THE brightly-coloured posters for Dolly Parton musical 9 To 5 promise a gaudy, colourful theatrical treat; and that’s exactly what you get, with a great big dose of heart, cracking feel-good tunes and slick choreography.

The ensemble cast bursts on to the stage to the title track, setting the scene for our heroines’ plights: single mom Violet, frustrated at being passed by for promotion; newly-divorced, never-worked downtrodden Judy, and pert and perty Texan newgal Doralee.

While the show may be based on the 1980 film, which stared Lily Tomlin, Jane Fonda and Dolly Parton, it’s easy enough to follow without prior knowledge of the plot.

Jackie Clune leads from the front as the would-be CEO, giving her colleagues the confidence to fight for their rights as employees – and as women – under sexist boss Franklin Hart Jr (a role which Ben Richards clearly, sleazily, revelled in). She’s confident and ballsy, and you can’t fail to be drawn under her wing with the other girls.

In the daunting Dolly role, pint-sized powerhouse Amy Lennox excelled. Staying true to expectations of a Dollylike, she injects so much warmth into the character that it’s impossible not to will her on. Backwoods Barbie is a fantastic number.

Rawtenstall’s Natalie Casey was a real surprise, bringing her well-known comedic skills to the fore as Judy goes from mousey to magnificent – in a role which could easily be a bit of a drip. I wasn’t sure what to expect from her vocals, but her big solo, Get Out And Stay Out was truly heart-wrenching, while her contributions to the girls’ numbers was also spot on.

Almost unrecognisable, Bonnie Langford’s Roz is an utter treat. She more than makes up for the weak scripting of the role, with her song Heart To Hart making absolute certain she doesn’t go unnoticed.

Scene changes were well covered by dance routines, and kept slick and swift as cast members wheeled desks and trucks into place, all of which well reflecting the 1979 setting and changing moods of the Consolidated work place.

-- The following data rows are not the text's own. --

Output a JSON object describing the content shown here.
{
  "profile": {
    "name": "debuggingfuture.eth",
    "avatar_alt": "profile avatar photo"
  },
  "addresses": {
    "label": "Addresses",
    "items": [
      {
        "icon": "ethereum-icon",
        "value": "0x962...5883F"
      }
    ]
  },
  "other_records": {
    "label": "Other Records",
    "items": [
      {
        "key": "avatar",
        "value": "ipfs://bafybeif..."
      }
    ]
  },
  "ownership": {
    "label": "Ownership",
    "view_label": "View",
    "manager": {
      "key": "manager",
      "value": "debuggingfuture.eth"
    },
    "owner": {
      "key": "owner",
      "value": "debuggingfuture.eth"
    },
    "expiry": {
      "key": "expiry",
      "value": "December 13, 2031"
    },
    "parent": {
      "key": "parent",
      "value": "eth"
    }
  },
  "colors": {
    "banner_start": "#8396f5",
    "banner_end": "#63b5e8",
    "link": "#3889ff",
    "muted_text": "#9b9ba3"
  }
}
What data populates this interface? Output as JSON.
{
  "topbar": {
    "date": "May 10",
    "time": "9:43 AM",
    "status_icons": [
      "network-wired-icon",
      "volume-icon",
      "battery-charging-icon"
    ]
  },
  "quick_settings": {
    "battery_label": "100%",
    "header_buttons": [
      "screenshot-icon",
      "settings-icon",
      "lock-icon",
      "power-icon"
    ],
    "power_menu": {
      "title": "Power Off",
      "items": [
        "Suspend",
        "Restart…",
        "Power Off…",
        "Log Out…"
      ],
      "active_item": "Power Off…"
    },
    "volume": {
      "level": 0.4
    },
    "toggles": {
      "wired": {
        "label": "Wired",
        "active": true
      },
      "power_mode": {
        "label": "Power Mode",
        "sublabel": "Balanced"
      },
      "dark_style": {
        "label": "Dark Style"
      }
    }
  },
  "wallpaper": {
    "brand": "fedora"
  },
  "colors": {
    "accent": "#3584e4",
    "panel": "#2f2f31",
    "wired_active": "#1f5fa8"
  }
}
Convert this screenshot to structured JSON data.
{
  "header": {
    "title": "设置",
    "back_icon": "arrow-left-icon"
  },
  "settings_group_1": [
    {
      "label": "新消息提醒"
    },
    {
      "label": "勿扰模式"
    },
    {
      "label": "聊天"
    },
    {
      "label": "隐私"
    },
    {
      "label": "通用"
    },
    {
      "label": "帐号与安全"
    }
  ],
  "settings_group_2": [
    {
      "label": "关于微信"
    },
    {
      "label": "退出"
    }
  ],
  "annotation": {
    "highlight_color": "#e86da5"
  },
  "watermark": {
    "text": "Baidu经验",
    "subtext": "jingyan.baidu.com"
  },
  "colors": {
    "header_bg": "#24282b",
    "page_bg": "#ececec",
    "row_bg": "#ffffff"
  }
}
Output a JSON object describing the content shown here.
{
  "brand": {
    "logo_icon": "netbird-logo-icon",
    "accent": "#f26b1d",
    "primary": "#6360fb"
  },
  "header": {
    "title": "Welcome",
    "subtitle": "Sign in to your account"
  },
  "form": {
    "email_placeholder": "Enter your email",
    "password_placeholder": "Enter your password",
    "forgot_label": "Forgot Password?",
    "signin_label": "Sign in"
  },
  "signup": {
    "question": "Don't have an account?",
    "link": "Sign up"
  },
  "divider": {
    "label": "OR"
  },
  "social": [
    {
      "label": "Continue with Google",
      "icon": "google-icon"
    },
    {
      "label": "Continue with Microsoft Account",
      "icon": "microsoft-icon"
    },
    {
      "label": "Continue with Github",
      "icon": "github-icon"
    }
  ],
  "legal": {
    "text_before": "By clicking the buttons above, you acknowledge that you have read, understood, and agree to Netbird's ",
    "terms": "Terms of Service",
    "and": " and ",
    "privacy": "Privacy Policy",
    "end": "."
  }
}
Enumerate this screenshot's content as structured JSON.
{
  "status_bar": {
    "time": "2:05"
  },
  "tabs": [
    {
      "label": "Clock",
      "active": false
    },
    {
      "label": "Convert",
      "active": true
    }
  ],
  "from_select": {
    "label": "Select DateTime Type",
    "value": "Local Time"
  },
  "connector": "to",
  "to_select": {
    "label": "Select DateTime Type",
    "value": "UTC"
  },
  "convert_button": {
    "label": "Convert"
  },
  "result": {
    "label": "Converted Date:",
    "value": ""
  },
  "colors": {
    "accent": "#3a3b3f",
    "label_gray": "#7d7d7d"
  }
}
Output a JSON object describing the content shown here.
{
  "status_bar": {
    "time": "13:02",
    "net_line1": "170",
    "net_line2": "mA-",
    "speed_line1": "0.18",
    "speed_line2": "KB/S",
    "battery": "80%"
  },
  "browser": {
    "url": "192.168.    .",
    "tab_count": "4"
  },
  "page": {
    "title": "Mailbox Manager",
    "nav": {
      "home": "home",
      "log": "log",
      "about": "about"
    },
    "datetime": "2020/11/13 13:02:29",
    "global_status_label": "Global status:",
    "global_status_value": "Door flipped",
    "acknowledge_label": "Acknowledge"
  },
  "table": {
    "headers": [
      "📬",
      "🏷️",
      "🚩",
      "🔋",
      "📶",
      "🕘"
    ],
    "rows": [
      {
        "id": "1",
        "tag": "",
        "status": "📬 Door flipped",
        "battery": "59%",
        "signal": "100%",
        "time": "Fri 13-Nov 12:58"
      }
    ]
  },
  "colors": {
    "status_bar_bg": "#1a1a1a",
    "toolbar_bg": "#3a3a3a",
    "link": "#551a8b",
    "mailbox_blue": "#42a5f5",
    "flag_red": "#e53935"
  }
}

Parton’s skills as a country songwriter, and musical storyteller, don’t always convert to the spoken plot, but your feet are a-tapping throughout – and come the final reprise of 9 To 5, the press night audience (celebs included) were all stamping and clapping along to the infectious tune. Get there if you can.